→ Problem statement
Determine how many lines of the entries include the word "data", and report that number with no further text.

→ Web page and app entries

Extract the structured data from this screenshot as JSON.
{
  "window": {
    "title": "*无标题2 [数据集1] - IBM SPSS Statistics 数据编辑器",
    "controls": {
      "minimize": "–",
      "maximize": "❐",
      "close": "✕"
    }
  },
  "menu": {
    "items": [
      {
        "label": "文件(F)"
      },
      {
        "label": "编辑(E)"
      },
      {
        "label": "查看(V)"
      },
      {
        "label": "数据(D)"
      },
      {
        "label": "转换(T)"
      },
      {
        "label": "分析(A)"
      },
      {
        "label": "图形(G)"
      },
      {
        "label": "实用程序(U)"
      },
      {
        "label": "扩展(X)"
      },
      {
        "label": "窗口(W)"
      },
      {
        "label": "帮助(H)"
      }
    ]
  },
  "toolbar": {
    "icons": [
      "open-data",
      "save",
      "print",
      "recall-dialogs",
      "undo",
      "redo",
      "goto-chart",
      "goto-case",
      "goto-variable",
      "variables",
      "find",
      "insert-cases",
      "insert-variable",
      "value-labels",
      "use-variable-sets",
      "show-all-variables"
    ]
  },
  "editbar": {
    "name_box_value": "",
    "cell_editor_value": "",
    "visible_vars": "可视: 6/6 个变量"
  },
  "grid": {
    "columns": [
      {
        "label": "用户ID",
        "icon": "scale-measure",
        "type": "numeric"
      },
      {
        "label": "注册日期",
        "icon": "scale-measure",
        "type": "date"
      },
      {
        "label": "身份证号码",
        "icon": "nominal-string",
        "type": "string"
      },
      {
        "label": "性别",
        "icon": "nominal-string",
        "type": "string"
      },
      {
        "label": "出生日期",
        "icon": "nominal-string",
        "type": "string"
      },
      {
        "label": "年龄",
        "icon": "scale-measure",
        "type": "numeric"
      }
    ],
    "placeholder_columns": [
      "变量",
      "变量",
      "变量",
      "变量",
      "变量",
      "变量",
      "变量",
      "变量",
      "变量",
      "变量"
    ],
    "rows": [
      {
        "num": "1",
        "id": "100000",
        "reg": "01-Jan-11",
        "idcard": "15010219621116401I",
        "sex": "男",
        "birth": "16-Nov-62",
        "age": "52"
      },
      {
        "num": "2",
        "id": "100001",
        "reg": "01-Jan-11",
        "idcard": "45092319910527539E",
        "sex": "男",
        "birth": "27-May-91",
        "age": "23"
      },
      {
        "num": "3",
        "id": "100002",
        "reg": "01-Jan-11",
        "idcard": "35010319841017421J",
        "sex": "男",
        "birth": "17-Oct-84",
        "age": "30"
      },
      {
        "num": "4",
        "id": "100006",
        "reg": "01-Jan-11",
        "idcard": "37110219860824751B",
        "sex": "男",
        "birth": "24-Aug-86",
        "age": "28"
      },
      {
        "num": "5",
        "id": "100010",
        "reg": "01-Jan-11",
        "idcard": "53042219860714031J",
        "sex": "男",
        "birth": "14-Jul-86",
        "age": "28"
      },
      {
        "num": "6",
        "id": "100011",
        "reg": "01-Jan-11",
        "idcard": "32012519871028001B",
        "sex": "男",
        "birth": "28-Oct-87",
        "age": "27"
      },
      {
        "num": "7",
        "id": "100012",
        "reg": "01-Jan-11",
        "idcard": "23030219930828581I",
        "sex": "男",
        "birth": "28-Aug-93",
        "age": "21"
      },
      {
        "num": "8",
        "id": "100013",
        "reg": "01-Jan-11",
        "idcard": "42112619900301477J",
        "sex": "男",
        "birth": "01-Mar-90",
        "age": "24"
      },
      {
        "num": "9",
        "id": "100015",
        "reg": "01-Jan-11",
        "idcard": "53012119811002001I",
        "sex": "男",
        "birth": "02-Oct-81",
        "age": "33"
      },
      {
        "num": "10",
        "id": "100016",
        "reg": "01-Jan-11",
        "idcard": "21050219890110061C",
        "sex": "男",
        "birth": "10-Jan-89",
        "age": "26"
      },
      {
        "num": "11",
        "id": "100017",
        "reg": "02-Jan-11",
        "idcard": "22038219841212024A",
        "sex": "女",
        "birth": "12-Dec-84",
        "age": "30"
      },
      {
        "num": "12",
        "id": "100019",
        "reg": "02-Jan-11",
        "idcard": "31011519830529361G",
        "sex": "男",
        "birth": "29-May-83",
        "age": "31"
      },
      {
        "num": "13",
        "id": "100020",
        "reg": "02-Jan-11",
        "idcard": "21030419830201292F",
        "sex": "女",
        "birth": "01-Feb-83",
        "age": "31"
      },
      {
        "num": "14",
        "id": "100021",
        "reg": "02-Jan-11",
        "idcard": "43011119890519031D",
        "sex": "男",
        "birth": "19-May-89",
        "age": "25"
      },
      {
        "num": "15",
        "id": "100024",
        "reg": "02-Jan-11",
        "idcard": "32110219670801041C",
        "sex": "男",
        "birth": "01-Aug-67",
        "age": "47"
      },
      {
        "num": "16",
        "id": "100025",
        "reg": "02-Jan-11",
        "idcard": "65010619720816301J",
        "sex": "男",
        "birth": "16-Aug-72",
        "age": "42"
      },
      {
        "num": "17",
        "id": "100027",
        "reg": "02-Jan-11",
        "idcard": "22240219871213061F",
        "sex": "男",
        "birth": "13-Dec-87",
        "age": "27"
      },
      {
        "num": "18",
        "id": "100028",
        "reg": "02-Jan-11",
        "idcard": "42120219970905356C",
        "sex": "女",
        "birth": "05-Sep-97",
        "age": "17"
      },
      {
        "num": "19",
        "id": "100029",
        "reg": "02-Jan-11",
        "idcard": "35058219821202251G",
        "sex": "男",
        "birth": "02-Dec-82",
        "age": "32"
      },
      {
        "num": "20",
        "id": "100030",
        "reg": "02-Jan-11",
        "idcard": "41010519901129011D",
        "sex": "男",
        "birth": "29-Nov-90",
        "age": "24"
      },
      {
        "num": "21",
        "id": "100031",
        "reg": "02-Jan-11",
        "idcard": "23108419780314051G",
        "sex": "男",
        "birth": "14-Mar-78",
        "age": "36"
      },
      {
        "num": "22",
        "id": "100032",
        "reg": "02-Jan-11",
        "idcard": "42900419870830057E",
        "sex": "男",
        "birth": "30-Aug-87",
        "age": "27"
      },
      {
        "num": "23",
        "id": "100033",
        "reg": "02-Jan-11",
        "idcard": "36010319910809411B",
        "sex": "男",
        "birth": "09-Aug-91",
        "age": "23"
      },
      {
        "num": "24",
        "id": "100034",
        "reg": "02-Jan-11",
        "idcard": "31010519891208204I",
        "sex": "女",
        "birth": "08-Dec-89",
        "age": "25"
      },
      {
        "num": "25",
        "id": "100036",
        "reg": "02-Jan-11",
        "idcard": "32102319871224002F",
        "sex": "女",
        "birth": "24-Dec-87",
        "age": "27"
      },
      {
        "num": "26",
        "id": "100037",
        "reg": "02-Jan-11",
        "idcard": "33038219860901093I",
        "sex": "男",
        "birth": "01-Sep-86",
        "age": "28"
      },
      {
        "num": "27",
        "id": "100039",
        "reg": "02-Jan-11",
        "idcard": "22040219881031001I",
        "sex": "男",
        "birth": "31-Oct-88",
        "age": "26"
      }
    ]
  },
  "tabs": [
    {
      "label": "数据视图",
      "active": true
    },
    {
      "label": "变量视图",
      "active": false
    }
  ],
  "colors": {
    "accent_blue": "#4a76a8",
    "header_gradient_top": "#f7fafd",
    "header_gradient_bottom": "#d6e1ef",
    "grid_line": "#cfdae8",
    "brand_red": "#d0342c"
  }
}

→ The answer
2